» **ACTION ITEM**: Using the records below, please work out how many lines contain "What"; answer with the number alone.

#### SUPPLIED DATA

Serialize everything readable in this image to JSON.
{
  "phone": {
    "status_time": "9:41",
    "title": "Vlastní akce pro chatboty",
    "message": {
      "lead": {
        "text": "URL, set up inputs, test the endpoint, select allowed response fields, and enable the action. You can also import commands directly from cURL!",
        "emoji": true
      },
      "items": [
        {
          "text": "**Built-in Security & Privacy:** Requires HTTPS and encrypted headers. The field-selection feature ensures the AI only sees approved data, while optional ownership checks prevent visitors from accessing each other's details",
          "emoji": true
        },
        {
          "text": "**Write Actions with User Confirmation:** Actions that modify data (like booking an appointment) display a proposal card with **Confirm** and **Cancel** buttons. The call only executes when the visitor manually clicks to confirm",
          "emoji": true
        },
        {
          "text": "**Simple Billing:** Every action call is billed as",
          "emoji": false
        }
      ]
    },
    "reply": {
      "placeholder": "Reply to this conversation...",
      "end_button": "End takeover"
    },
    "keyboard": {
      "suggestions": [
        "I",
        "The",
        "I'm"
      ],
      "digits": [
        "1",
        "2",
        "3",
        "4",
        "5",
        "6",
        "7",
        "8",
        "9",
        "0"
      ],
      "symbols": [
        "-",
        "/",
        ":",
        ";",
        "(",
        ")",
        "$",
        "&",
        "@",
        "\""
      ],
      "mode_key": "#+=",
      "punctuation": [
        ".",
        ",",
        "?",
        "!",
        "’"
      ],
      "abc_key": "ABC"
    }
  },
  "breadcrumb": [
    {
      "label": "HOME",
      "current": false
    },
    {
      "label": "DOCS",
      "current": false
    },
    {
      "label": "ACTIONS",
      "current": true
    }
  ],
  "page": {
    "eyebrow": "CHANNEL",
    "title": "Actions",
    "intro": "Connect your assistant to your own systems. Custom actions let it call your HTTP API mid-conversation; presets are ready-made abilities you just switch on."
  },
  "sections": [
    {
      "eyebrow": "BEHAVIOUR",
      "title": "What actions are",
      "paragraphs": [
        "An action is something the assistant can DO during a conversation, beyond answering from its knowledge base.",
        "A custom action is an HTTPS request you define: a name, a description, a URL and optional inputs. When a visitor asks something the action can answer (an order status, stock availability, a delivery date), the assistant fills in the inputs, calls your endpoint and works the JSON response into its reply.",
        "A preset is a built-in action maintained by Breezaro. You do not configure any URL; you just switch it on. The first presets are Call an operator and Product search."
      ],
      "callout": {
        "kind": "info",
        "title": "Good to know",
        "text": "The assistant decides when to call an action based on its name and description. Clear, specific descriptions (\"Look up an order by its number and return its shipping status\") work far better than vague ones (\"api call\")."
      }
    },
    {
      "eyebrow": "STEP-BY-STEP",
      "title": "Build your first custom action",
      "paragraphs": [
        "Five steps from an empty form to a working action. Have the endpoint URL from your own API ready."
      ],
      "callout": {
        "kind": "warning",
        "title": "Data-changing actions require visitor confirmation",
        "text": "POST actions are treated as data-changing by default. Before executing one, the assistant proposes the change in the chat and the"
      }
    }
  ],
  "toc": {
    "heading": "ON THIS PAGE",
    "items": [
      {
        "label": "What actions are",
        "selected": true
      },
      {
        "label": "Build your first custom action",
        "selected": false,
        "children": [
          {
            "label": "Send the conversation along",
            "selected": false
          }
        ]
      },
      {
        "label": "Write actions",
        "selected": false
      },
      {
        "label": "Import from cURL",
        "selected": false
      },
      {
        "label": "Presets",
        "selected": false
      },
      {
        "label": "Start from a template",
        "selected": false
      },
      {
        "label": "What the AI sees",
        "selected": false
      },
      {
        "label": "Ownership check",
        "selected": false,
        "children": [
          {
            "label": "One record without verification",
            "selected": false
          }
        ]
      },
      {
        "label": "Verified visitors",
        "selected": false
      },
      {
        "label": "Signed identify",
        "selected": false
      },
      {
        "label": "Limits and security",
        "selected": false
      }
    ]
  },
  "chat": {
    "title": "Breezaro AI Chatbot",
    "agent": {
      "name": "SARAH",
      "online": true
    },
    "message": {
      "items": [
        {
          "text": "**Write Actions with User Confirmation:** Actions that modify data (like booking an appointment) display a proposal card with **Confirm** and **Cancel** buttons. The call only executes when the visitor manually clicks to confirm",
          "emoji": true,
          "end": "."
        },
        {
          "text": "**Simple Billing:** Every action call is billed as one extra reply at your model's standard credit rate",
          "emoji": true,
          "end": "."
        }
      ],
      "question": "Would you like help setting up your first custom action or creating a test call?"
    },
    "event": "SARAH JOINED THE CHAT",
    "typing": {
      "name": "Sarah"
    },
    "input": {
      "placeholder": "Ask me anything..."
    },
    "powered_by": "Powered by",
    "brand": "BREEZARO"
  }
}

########

» **EXERCISE ANSWER**: 3